ECDSA Encryption

Posted by travislavery on May 8, 2018

ECDSA - Elliptic Curve Digital Signature Algorithm.

Over the past several weeks, I’ve had the opportunity to delve into the various ways to encrypt, sign, and transfer information securely over the web. Right now, most people use something called RSA (Rivest–Shamir–Adleman) as their public-private key cryptosystem. Because of increasing computing power of computers in the modern age, it is becoming a question as to how viable this type of encryption will continue to be as computers get more and more capable of decryption attacks of RSA keys.

ECDSA is a different algorithm and method to accomplish the same mission of transmitting information securely. The math behind that powers this type of encryption is awesome. To oversimplify, pretty much what is happening is that because of the shape of elliptic curves, you can pick any 2 points on the curve (first point will be the private key, second point will be the public key), draw a line that intersects both points, and that same line will cross only 1 other point on the curve. The curve is symmetrical across the X axis, if that 3rd point was, for example, at (4, 7), there would be a point at (4, -7) that also fell on the curve. Use this new point, draw a line that intersects it and your 1st point, you’ll get a 3rd point, cross back across the X axis to it’s matching point, repeat. The reason that this is an effective way to encrypt data is that it is just about impossible to figure out where you started, and how many times you went back and forth across the X axis. If you do know where you started, however, it’s rather simple.

Image from

That is of course a bit simplified, but it’s dang cool. What has consumed a majority of my time as I’ve been working with using ECDSA is that when you are transferring information across the internet, you can’t just bombard whoever it is that you are sending information with a bunch of encrypted data and no context on what it is, what type of encryption it is, which algorithm or curve you used, and what information is required to decrypt it. There is also a signature that proves that it was, in fact, you that sent all this stuff to begin with.
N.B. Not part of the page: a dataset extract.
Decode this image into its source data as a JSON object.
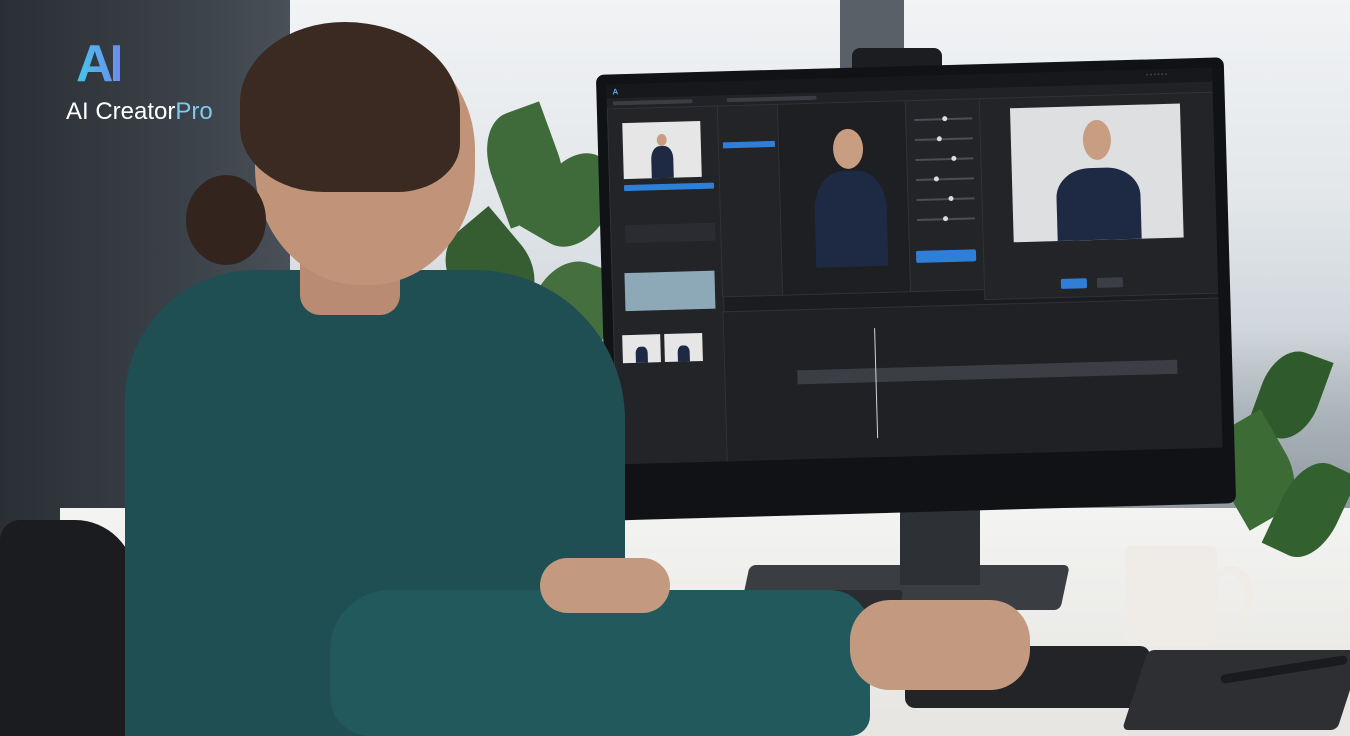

What I’m describing above is a JSON Web Key (JWK), and the topic for my next blog post. It’ll be a blast, I promise.

If you want a more detailed and accurate explination of ECDSA, check out these youtube videos-